An arrest for a lesser charge can sometimes prompt a search that could turn up drugs or paraphernalia, leading to more severe penalties. This appears to be what happened in Myrtle Beach, South Carolina, when authorities arrested a man allegedly blocking the bike lane and part of the roadway on Ocean Boulevard with a rented golf cart containing himself and three passengers.
Golf carts are street legal in South Carolina on roads with a speed limit of 35 miles per hour or less, and only during daylight hours. However, these conditions apply only to licensed drivers over the age of 16. Unlicensed drivers, and those under age 16, cannot operate a golf cart on the street under any circumstances.
Neither the time of day that the arrest took place nor the speed limit on Ocean Boulevard is readily known, but according to the report, a law enforcement officer initially asked the driver of the golf cart to pull into a nearby parking lot, informing him that it was illegal for him to block traffic with his vehicle.
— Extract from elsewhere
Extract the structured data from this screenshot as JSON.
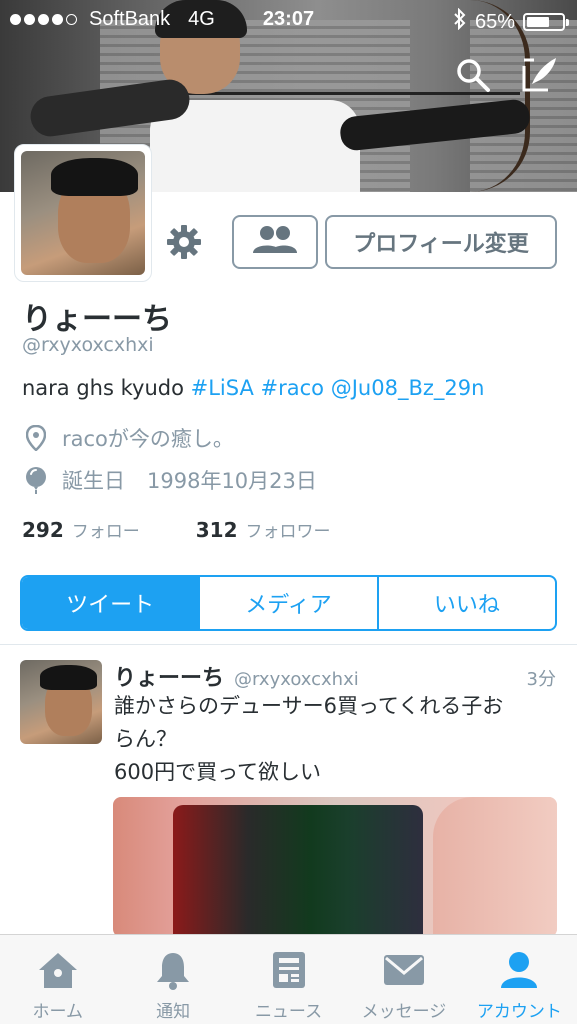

Upon returning to the scene five to 10 minutes later, the officer conducted a traffic stop upon allegedly finding the golf cart still blocking the bike lane.
An arrest for blocking traffic took place when the officer reportedly discovered that the driver did not have a valid license due to suspension. The arrest prompted a search that yielded a clear baggy containing 3.4 grams of multicolored pills. Testing of the contents revealed positive results for fentanyl. Additionally, authorities allegedly found a vape pen that later tested positive for THC in the pocket of the driver’s pants.
In addition to the charge of obstruction of vehicle traffic, the driver of the golf cart also faces a charge of simple possession of marijuana. Reports indicate that authorities also sought a warrant for possession of schedule II controlled substance, but the status of that request is unknown. It may be wise for those facing drug charges as the result of a traffic stop to contact an attorney.